‘Hot cars’ have Metra riders boiling mad

Metra riders always seem to have something to complain about. “Hot cars” — where the air conditioning has failed — is the latest passenger peeve.

The problem has been especially acute on the BNSF line, Metra’s busiest, with 94 trains carrying 64,000 riders a day between Aurora and Union Station.

That’s the line where complaints of overcrowded trains erupted in June after a new schedule was introduced.

Tempers boil quickly in standing-room-only cars with 90-degree temperatures.

Riders have lit up Twitter with gripes. Here’s a typical one from Friday morning: “@metraBNSF what the hell BSNF Metra? Nearly every other section of this train has a hot car. It feels like a sauna. When is this being fixed?”

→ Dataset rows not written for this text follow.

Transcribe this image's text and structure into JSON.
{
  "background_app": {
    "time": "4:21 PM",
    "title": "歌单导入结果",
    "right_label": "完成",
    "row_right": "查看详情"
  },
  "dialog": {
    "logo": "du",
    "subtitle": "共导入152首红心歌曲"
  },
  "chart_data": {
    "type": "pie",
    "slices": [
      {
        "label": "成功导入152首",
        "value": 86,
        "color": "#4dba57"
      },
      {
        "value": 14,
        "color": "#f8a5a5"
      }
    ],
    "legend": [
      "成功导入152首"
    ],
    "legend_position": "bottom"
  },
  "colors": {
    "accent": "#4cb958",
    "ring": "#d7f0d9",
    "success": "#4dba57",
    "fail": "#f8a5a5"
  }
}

Metra’s been getting the message. On Wednesday, Metra’s board of directors summoned the BNSF to explain the cause of the distress. The Fort Worth, Texas-based BNSF Railway operates the line under contract to Metra.

Sherwin Hudson, the head of the BNSF line’s mechanical department, apologized for the problems. He attempted to explain that there were several reasons for the “hot cars,” including? a lack of repair shop time availability, a personnel shortage, and clogged condensers on the AC units.

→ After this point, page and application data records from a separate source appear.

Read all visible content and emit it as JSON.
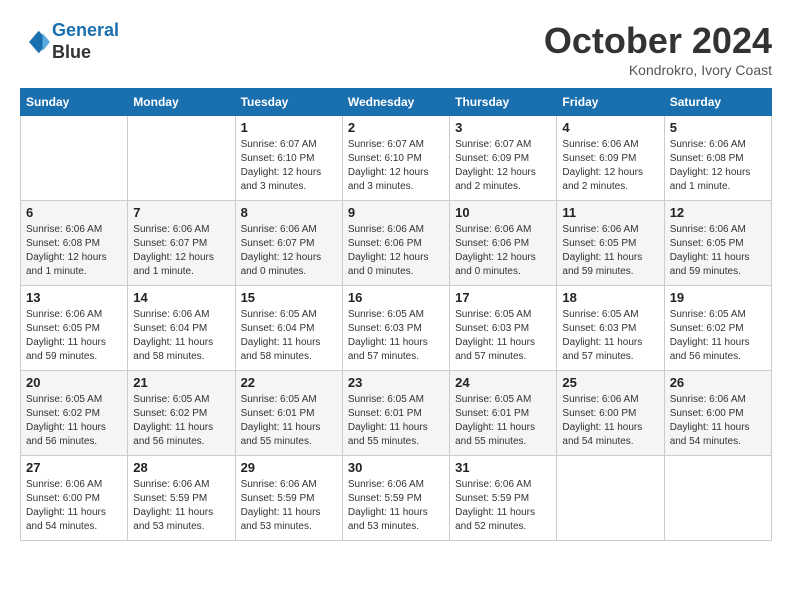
{
  "header": {
    "logo_line1": "General",
    "logo_line2": "Blue",
    "month": "October 2024",
    "location": "Kondrokro, Ivory Coast"
  },
  "weekdays": [
    "Sunday",
    "Monday",
    "Tuesday",
    "Wednesday",
    "Thursday",
    "Friday",
    "Saturday"
  ],
  "weeks": [
    [
      {
        "day": "",
        "info": ""
      },
      {
        "day": "",
        "info": ""
      },
      {
        "day": "1",
        "info": "Sunrise: 6:07 AM\nSunset: 6:10 PM\nDaylight: 12 hours and 3 minutes."
      },
      {
        "day": "2",
        "info": "Sunrise: 6:07 AM\nSunset: 6:10 PM\nDaylight: 12 hours and 3 minutes."
      },
      {
        "day": "3",
        "info": "Sunrise: 6:07 AM\nSunset: 6:09 PM\nDaylight: 12 hours and 2 minutes."
      },
      {
        "day": "4",
        "info": "Sunrise: 6:06 AM\nSunset: 6:09 PM\nDaylight: 12 hours and 2 minutes."
      },
      {
        "day": "5",
        "info": "Sunrise: 6:06 AM\nSunset: 6:08 PM\nDaylight: 12 hours and 1 minute."
      }
    ],
    [
      {
        "day": "6",
        "info": "Sunrise: 6:06 AM\nSunset: 6:08 PM\nDaylight: 12 hours and 1 minute."
      },
      {
        "day": "7",
        "info": "Sunrise: 6:06 AM\nSunset: 6:07 PM\nDaylight: 12 hours and 1 minute."
      },
      {
        "day": "8",
        "info": "Sunrise: 6:06 AM\nSunset: 6:07 PM\nDaylight: 12 hours and 0 minutes."
      },
      {
        "day": "9",
        "info": "Sunrise: 6:06 AM\nSunset: 6:06 PM\nDaylight: 12 hours and 0 minutes."
      },
      {
        "day": "10",
        "info": "Sunrise: 6:06 AM\nSunset: 6:06 PM\nDaylight: 12 hours and 0 minutes."
      },
      {
        "day": "11",
        "info": "Sunrise: 6:06 AM\nSunset: 6:05 PM\nDaylight: 11 hours and 59 minutes."
      },
      {
        "day": "12",
        "info": "Sunrise: 6:06 AM\nSunset: 6:05 PM\nDaylight: 11 hours and 59 minutes."
      }
    ],
    [
      {
        "day": "13",
        "info": "Sunrise: 6:06 AM\nSunset: 6:05 PM\nDaylight: 11 hours and 59 minutes."
      },
      {
        "day": "14",
        "info": "Sunrise: 6:06 AM\nSunset: 6:04 PM\nDaylight: 11 hours and 58 minutes."
      },
      {
        "day": "15",
        "info": "Sunrise: 6:05 AM\nSunset: 6:04 PM\nDaylight: 11 hours and 58 minutes."
      },
      {
        "day": "16",
        "info": "Sunrise: 6:05 AM\nSunset: 6:03 PM\nDaylight: 11 hours and 57 minutes."
      },
      {
        "day": "17",
        "info": "Sunrise: 6:05 AM\nSunset: 6:03 PM\nDaylight: 11 hours and 57 minutes."
      },
      {
        "day": "18",
        "info": "Sunrise: 6:05 AM\nSunset: 6:03 PM\nDaylight: 11 hours and 57 minutes."
      },
      {
        "day": "19",
        "info": "Sunrise: 6:05 AM\nSunset: 6:02 PM\nDaylight: 11 hours and 56 minutes."
      }
    ],
    [
      {
        "day": "20",
        "info": "Sunrise: 6:05 AM\nSunset: 6:02 PM\nDaylight: 11 hours and 56 minutes."
      },
      {
        "day": "21",
        "info": "Sunrise: 6:05 AM\nSunset: 6:02 PM\nDaylight: 11 hours and 56 minutes."
      },
      {
        "day": "22",
        "info": "Sunrise: 6:05 AM\nSunset: 6:01 PM\nDaylight: 11 hours and 55 minutes."
      },
      {
        "day": "23",
        "info": "Sunrise: 6:05 AM\nSunset: 6:01 PM\nDaylight: 11 hours and 55 minutes."
      },
      {
        "day": "24",
        "info": "Sunrise: 6:05 AM\nSunset: 6:01 PM\nDaylight: 11 hours and 55 minutes."
      },
      {
        "day": "25",
        "info": "Sunrise: 6:06 AM\nSunset: 6:00 PM\nDaylight: 11 hours and 54 minutes."
      },
      {
        "day": "26",
        "info": "Sunrise: 6:06 AM\nSunset: 6:00 PM\nDaylight: 11 hours and 54 minutes."
      }
    ],
    [
      {
        "day": "27",
        "info": "Sunrise: 6:06 AM\nSunset: 6:00 PM\nDaylight: 11 hours and 54 minutes."
      },
      {
        "day": "28",
        "info": "Sunrise: 6:06 AM\nSunset: 5:59 PM\nDaylight: 11 hours and 53 minutes."
      },
      {
        "day": "29",
        "info": "Sunrise: 6:06 AM\nSunset: 5:59 PM\nDaylight: 11 hours and 53 minutes."
      },
      {
        "day": "30",
        "info": "Sunrise: 6:06 AM\nSunset: 5:59 PM\nDaylight: 11 hours and 53 minutes."
      },
      {
        "day": "31",
        "info": "Sunrise: 6:06 AM\nSunset: 5:59 PM\nDaylight: 11 hours and 52 minutes."
      },
      {
        "day": "",
        "info": ""
      },
      {
        "day": "",
        "info": ""
      }
    ]
  ]
}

“They clog very easily,” Hudson said. “It is our leading cause.”

On any day, Hudson said, 12 to 14 of the 211 coaches in the BNSF line’s fleet are experiencing problems with air conditioning, with many cars having…

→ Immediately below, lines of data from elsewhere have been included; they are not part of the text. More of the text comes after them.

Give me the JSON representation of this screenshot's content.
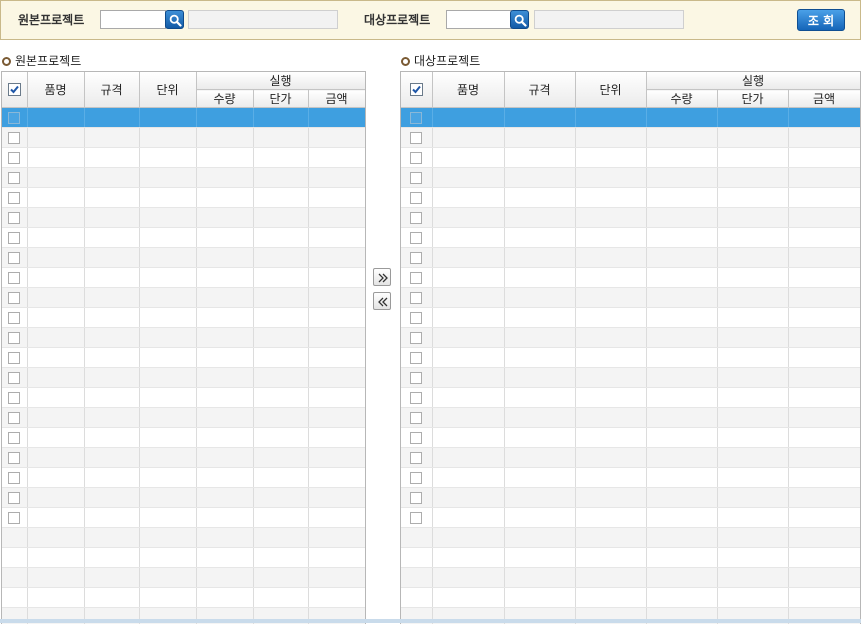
{
  "search": {
    "source_label": "원본프로젝트",
    "source_code": "",
    "source_name": "",
    "target_label": "대상프로젝트",
    "target_code": "",
    "target_name": "",
    "query_label": "조 회"
  },
  "left_panel": {
    "title": "원본프로젝트"
  },
  "right_panel": {
    "title": "대상프로젝트"
  },
  "columns": {
    "item": "품명",
    "spec": "규격",
    "unit": "단위",
    "exec": "실행",
    "qty": "수량",
    "price": "단가",
    "amount": "금액"
  },
  "header_checkbox_checked": true,
  "grid_rows": 26,
  "checkbox_rows": 21,
  "selected_row": 0,
  "colors": {
    "selected_row": "#3e9fe0",
    "search_bg": "#fbf7e4",
    "accent": "#1565b8"
  }
}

Martin Oberman named to U.S. rail oversight board

President Donald Trump has nominated former Chicago alderman and Metra chairman Martin Oberman to a Democratic seat on the U.S. Surface Transportation board, the independent regulatory agency that resolves railroad rate and service disputes and reviews proposed railroad mergers.

The likelihood of the nomination was first tipped locally June 27 by the Chicago Transportation Journal.? The nomination was officially posted Thursday on the White House website.

If approved by the Senate, Oberman will fill the remainder of a five-year term expiring Dec. 31, 2023.?The open Democratic seat was voluntarily vacated in 2017 by former Chairman Dan Elliott.

Oberman? emerged from a group of at least eight Democrats who were being considered for the last vacancy on the five-member regulatory board, which is the successor to the Interstate Commerce Commission. The agency also has oversight of certain trucking, intercity passenger bus and pipeline matters.

Oberman’s nomination got a strong push last month from the Rail Customer Coalition, an association of trade groups representing major freight rail users.

Oberman, 73, an attorney who built a reputation as a reformer while an alderman on Chicago’s City Council, was named to Metra’s board by Mayor Rahm Emanuel in September 2013. He was elected chairman in 2014, serving until last October, when Norm Carlson took the post.

Oberman also?also serves on the board of the Chicago Metropolitan Agency for Planning (CMAP).? Previously, he?served as general counsel to the Illinois Racing Board.? Oberman graduated from Yale University and?earned his J.D. with honors from?the University?of?Wisconsin Law School, the…

Critics outnumber fans of Union Station plan

Who’s a fan of the proposed “vertical addition” to Chicago Union Station? Except for DePaul University transportation expert Joe Schwieterman, almost nobody. Here’s a sampling of the critics from my story posted today on TRAINS magazine’s News Wire:

Since developers announced plans to remake historic Chicago Union Station on June 25, the critics of the proposal have outnumbered the fans by an overwhelming margin.

In newspaper pages, on blogs, and on social media, the public has generally savaged a design by Chicago-based Riverside Investment & Development and Convexity Properties to top the neoclassical head house, completed in 1925, with a modernistic, seven-story steel and glass addition.

The proposed glass structure would contain 404 apartments. Below, in the existing building, 330 hotel rooms would be built.

Architecture critics say the two designs are incongruous. Writing in The Architect’s Newspaper, Elizabeth Blasius described the addition as “a self-inked address stamper.”

“The proposed addition is not only an imbalance in terms of design, it’s also condescending to the station itself, the architectural equivalent of a head patting, or worse,” Blasius wrote.

Blair Kamin, Pulitzer Prize-winning architecture critic for the Chicago Tribune, followed up on his initial criticism of the design in the newspaper by saying in an interview with Chicago’s WTTW:

“The architects are trying to create a design that they say would be compatible with, yet distinct from the addition. But in this case, the addition is not compatible in the least with the existing Union Station. It’s top heavy. It is a grid,…